2.) Street performers, artists, musicians and professional bodies like the Musician’s Union should be involved in drawing up the new policy. Firstly, because it directly affects them, and secondly, because their input will be valuable in drawing up a policy with an impact on the cultural and social life of the city. Any subsequent changes to the scheme should involve consultation between all parties.

3.) The new busking scheme should be open and easy to access. Buskers should not have to fill out forms in advance and wait for an audition before taking to the streets (Though the council may wish to collect information about performers for their own records once they have busked in the city). At present people sometimes have to wait for months for an audition and are often told that there are no badges available. The council clearly lacks the resources to administer and enforce their current policy properly. This acts as a barrier to spontaneity and also discriminates against acts that are visiting the area for a short period of time and only perform occasionally.

4.) The scheme should be based upon cooperation between all the shared users of the public spaces of the city, and should aim to create a sense of urban community and belonging. People who wish to complain about a busker should be encouraged to talk directly to the performer in a polite manner rather then calling the council or the police in the first instance. In their turn, buskers should be considerate and cooperative in their use of shared space and responsive to the reasonable requests of public officials.

5.) Issues that arise from street performing should be dealt with fairly and transparently. The council should not grant themselves additional powers above the law of the land when dealing with buskers, such as restricting access to public space and removing busker’s badges without right of appeal or due process. Street performers provide a valuable addition to the urban landscape and deserve to be treated with respect. Buskers whose behaviour is unreasonable and inconsiderate will likely already be in breach of existing legislation such as the Public Order Act, the Environmental Health Act and the Highways Act. With the correct and proper application of existing law, there is no need for additional legislation.

6.) Musicians should be allowed to make CDs containing recordings of their own work available for voluntary contributions for no charge. If musicians wish to sell CDs the charge for a street trading consent should be reduced from it’s current excessive level of £40 per day to a fairer and more proportionate amount no greater than £10 per day. This will enable musicians to share their work with a wider audience at a time when traditional music venues are closing, and provide a vital civic and cultural outlet, both for performers and their audience.

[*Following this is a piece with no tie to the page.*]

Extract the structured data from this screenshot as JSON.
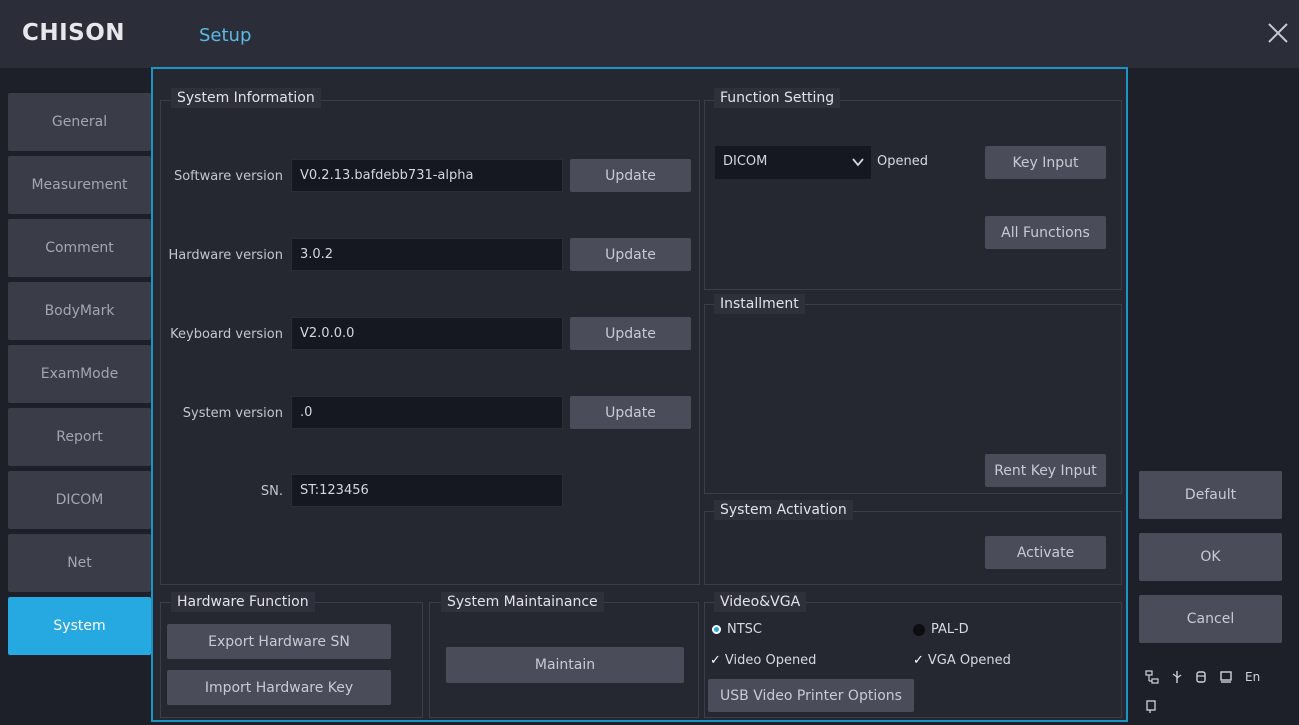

There is nothing in these requests that it unreasonable or unworkable. A new busking policy could be worked out in the space of a few weeks at little to no cost to the local authority. York City Council have a unique opportunity to create a policy that sends an unmistakable signal to the world that they support their street artists, performers and musicians. By working together in a creative and collaborative way, we can offset some of the damaging economic trends that threaten the future of our high streets and our public spaces. A vibrant grassroots cultural scene is vital to the life of the City, and it starts on the streets. Work with us not against us York City Council, and Keep Streets Live!